By Gustavo Arellano
By R. Scott Moxley
By Alfonso Delgado
By Courtney Hamilton
By Joel Beers
By Peter Maguire
By Charles Lam
By Charles Lam
If one were a cynic, one might also view U.S. Attorney Laura Duffy's threat to target advertising as a less than subtle threat to control the debate.
True: Federal law prohibits advertising illegal drugs. Google, for example, agreed to pay a $500 million fine this summer for taking online ads promoting "rogue" Canadian pharmacies.
But pot dispensaries are legal businesses within their states. Under Duffy's threat, the feds will have their say, while the pro-pot message would be erased from public view.
Kent Scheidegger, legal director for the conservative Criminal Justice Legal Foundation, tells the Weekly that Duffy's threat gave him the willies.
"They're on much thinner ice going after the newspaper," says Scheidegger, who otherwise believes the feds should enforce its own laws against marijuana. "Maybe there is a political strategy."
It's called the "shut them up" strategy.
THERE WILL BE PUSHBACK
Federal law is, for now, on the side of the prohibitionists.
Scheidegger downplays the state victories handed to medical marijuana. He says if the American people want to change the law, they need to encourage Congress to do so.

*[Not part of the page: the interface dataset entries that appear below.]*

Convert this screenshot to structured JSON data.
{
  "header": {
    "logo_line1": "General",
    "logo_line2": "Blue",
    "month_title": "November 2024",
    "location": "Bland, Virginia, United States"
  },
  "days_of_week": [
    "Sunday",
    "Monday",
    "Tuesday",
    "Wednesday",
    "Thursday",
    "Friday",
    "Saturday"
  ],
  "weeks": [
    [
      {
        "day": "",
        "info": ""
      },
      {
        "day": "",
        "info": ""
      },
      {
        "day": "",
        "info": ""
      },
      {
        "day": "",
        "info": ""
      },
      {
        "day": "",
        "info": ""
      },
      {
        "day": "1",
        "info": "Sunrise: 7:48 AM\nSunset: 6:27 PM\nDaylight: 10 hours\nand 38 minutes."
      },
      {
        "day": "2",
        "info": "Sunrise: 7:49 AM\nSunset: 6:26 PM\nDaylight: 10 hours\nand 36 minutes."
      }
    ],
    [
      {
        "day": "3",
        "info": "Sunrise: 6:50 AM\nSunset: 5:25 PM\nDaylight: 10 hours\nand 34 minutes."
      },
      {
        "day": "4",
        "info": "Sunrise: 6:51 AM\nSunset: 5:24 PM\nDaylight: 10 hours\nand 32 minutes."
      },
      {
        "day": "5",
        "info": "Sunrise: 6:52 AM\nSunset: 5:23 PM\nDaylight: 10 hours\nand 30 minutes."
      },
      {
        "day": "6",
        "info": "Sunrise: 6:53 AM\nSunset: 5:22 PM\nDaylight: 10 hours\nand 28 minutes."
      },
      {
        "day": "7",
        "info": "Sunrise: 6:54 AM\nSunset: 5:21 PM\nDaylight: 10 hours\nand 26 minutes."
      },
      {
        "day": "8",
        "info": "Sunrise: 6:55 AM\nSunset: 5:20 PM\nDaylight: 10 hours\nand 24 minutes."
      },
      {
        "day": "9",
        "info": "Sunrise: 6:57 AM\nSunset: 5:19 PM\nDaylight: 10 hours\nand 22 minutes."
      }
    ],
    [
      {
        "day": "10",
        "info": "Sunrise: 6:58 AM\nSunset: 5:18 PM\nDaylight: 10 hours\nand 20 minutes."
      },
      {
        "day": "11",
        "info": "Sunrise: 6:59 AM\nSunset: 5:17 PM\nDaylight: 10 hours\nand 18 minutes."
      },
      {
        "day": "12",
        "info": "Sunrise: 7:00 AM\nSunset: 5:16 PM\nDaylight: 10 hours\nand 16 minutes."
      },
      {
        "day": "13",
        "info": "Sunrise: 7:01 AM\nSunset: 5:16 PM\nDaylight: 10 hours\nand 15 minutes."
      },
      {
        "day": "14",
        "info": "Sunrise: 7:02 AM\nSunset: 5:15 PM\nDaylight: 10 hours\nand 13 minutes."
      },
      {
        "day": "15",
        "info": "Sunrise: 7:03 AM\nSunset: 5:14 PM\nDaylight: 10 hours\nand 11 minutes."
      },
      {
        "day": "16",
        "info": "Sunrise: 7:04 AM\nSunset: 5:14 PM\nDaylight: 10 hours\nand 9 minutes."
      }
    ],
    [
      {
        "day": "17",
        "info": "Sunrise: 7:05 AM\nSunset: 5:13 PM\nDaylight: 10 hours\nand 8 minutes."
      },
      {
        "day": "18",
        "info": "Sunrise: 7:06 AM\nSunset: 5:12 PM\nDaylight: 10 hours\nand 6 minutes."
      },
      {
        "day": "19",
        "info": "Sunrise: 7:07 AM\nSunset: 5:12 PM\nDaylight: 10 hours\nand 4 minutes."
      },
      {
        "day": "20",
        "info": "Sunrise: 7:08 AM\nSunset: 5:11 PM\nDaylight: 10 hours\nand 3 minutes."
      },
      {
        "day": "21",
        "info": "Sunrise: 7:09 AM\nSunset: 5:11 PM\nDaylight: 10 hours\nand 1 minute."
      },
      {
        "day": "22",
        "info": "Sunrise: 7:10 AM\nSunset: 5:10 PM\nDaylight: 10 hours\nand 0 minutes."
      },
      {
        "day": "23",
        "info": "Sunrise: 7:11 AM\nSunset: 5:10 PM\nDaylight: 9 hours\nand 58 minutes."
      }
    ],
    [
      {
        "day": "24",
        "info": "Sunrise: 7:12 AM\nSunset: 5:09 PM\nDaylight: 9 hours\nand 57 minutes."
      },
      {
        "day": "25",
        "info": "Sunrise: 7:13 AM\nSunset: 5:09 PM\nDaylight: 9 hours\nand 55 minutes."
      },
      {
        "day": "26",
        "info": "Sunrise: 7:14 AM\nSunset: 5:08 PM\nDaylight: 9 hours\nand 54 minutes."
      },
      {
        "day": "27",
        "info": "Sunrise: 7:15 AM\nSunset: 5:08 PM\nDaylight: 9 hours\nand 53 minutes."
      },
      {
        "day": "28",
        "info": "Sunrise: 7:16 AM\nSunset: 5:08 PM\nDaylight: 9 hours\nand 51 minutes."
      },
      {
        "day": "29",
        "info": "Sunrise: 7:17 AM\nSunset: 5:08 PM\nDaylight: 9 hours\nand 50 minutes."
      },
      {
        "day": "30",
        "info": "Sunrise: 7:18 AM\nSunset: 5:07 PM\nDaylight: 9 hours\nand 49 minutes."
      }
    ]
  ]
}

Yet that ignores a basic political reality: It's extremely difficult for any politician to stand up for marijuana. He or she will be quickly painted as pro-pothead.
Like women's suffrage, the medical-marijuana movement has—in 10 states, anyway—benefited by the direct democracy of citizens' initiatives. These elections have taken the pulse of voters in a way that congressional elections cannot.
In six other states and Washington, D.C., medical marijuana was legalized by local lawmakers. Other states are bound to vote in favor of decriminalizing pot in the next few years in spite of federal laws.
Phoenix attorney Ty Taber sees it as a major states' rights issue. "Basically, the citizens of these states . . . want marijuana legalized," he says. If Obama wants to play hardball, he says, "You're going to get pushback."
Taber represents Compassion First, a company that helps set up dispensaries. The firm sued the state of Arizona after Governor Jan Brewer, in blatant defiance of voters' wishes, derailed the dispensary portion of Arizona's new law by instructing the Department of Health to reject applications. She simultaneously sued the federal government, asking a judge to rule on whether the state's new law was legal. (Ironically, the U.S. Justice Department's civil department is defending against the lawsuit—and if the feds win, Arizona might just get its first dispensaries.)
Compassion First wants the program implemented as Arizonans intended and to remove blockades Brewer has thrown in its path. For instance, Arizona requires dispensary owners to have been residents for at least three years.
But the point isn't so much whether or not the company will win its lawsuit or not—it's that they're fighting back, and they're not alone.
Across the country, advocates are returning fire of their own in the court system. Which means Obama won't be able to do battle by the relatively cheap means of letters and threats. He'll likely end up burning through millions of dollars in litigation—money he doesn't have.
Taber thinks the president may have underestimated his foe. "The people behind this marijuana movement—they're committed. They are zealots. And these are smart people—not stoners saying, 'Hey, dude, pass another slice of pizza.'"
HALF-HEARTED CRACKDOWNS DON'T WORK
The latest crackdown will be bad for the pot business. No question. But Obama could be doing much, much more.
He could go after patients. Over the summer, a federal judge ruled that the DEA could peek at the names on Michigan's patient registry. Because marijuana is illegal under federal law, said Judge Hugh Brenneman Jr., patients can't expect privacy.
The feds could also hit pot-tolerant cities. The law doesn't allow municipal workers to be jailed in such prosecutions, but cities or counties could be heavily fined just for setting up zoning requirements for dispensaries.
There's a huge downside to that, of course. Obama will only appear mean and small for having sickly grandmas arrested. And fining cities just enrages residents picking up the tab—the very people the president will need a year from now.
All of which leaves him fighting at partial speed. That, in turn, leaves the "zealots" Taber mentions betting their money and freedom that even if the feds throw the book at some, it won't be them.
Last week, the feds raided several growing operations in California and Oregon, including one in Mendocino County that appeared to be playing by the state's rules. But it seems safe to assume that few of the hundreds of other growers in Mendocino County did not uproot their crops in response—just as the hundreds of dispensaries in California did not immediately close their doors after the feds' ominous warning on Oct. 7.
The industry seems to be practicing a form of civil disobedience. And it has tens of thousands of seriously sick people behind it, people who will holler loudly if they're forced back to the black market.
Indeed, there are some signs that Obama's crackdown will be what SF Weekly's Chris Roberts calls a "Passive Aggressive" strategy. Rather than offend Americans with news footage of police raids, Obama has launched a war of attrition.